    There is also no indication that the Debtors attempted to hide the fact that, at the time of their bankruptcy filing, they were no longer paying the debts secured against their marital residence. To the contrary, in the statement of intention filed with their petition, the Debtors set forth that it was their intention to surrender their residence. (Doc. No. 1). Thus, it *323 could be easily ascertained that, at the time they filed their petition, the Debtors were either no longer paying the debt secured against their residence or would soon be ceasing to make such payments.

    It is also noted that it would have been wrong for the Debtors not to disclose their monthly contractual liability on the debts secured against their residence. In order to ascertain a debtor's financial situation for purposes of § 707(b)(3), not only is it necessary to know the debtor's current financial condition, but it is also necessary that the debtor's prior financial condition be examined. Thus, by listing their mortgage obligation in their current` monthly expenditures, the Debtors were simply disclosing requisite information, albeit not in a technically correct manner.

    In conclusion, the Court, for the reasons explained, cannot find that the Debtors filed their petition in "bad faith." As such, the dismissal of the Debtors' case under 11 U.S.C. § 707(b)(3)(A) is not warranted. In reaching the conclusions found herein, the Court has considered all of the evidence, exhibits and arguments of counsel, regardless of whether or not they are specifically referred to in this Decision.

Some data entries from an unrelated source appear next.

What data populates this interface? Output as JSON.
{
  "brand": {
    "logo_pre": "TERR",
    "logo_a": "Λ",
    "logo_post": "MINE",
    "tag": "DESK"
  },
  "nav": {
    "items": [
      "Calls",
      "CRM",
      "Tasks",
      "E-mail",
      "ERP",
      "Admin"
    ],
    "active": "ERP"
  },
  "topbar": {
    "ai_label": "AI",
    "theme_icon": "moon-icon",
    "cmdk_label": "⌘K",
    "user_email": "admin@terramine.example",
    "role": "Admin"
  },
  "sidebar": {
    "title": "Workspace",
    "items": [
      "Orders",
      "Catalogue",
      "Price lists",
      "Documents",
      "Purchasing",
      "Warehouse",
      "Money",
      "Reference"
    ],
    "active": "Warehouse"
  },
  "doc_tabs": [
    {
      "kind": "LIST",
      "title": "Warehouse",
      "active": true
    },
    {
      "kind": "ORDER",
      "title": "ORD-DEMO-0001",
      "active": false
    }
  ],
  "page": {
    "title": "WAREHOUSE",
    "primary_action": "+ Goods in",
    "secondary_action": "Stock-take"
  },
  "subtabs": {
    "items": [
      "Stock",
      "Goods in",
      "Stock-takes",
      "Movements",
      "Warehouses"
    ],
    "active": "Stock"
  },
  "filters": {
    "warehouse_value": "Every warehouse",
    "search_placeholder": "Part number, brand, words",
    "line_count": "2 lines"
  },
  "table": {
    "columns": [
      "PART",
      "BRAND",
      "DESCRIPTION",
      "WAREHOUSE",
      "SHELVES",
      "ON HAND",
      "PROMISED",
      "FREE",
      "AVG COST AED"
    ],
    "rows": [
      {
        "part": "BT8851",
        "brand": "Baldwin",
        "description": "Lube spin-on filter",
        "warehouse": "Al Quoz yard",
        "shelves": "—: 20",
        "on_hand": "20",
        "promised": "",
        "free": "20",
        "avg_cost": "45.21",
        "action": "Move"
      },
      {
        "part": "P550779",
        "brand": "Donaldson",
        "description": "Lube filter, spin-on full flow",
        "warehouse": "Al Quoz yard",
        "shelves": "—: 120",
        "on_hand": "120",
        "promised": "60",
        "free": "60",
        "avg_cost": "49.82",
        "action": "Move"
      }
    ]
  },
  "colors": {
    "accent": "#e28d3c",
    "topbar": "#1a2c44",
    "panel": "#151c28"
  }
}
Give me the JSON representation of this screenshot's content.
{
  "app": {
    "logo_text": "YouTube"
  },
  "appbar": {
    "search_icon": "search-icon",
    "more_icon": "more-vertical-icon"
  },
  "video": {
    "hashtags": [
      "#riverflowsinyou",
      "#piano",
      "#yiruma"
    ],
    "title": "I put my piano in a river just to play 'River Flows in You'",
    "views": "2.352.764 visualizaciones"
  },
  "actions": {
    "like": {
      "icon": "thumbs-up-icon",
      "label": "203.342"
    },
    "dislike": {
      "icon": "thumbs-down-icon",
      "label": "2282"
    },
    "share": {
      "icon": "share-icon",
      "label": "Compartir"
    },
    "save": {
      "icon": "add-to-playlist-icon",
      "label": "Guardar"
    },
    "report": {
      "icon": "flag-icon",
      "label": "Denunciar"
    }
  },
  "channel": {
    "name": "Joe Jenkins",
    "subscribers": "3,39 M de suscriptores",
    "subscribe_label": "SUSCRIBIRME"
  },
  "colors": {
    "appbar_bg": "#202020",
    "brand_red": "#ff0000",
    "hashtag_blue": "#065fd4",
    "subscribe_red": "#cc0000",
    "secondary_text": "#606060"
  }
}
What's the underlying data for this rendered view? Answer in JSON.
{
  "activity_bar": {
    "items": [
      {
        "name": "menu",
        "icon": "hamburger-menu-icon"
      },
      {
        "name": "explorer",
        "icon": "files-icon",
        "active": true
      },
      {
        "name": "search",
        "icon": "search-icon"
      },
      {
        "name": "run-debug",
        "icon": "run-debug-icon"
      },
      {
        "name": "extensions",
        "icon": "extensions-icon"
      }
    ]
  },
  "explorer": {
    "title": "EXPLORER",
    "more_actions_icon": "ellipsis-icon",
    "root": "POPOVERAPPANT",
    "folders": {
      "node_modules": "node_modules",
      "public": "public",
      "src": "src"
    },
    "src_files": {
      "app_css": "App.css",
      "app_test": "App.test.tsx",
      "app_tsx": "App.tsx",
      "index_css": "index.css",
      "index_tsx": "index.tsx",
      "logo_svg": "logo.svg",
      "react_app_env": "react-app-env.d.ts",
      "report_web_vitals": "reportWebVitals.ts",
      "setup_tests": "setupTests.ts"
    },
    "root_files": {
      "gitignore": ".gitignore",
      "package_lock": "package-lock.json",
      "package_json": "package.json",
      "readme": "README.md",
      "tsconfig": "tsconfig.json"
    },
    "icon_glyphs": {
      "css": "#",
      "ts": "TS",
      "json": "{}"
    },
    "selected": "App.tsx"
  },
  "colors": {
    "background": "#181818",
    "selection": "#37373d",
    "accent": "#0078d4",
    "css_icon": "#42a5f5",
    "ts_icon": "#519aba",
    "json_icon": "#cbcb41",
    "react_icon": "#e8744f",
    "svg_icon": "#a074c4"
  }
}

    ORDERED that the Motion of the United States Trustee to Dismiss pursuant to 11 U.S.C. § 707(b)(1) and § 707(b)(3), be, and is hereby, DENIED.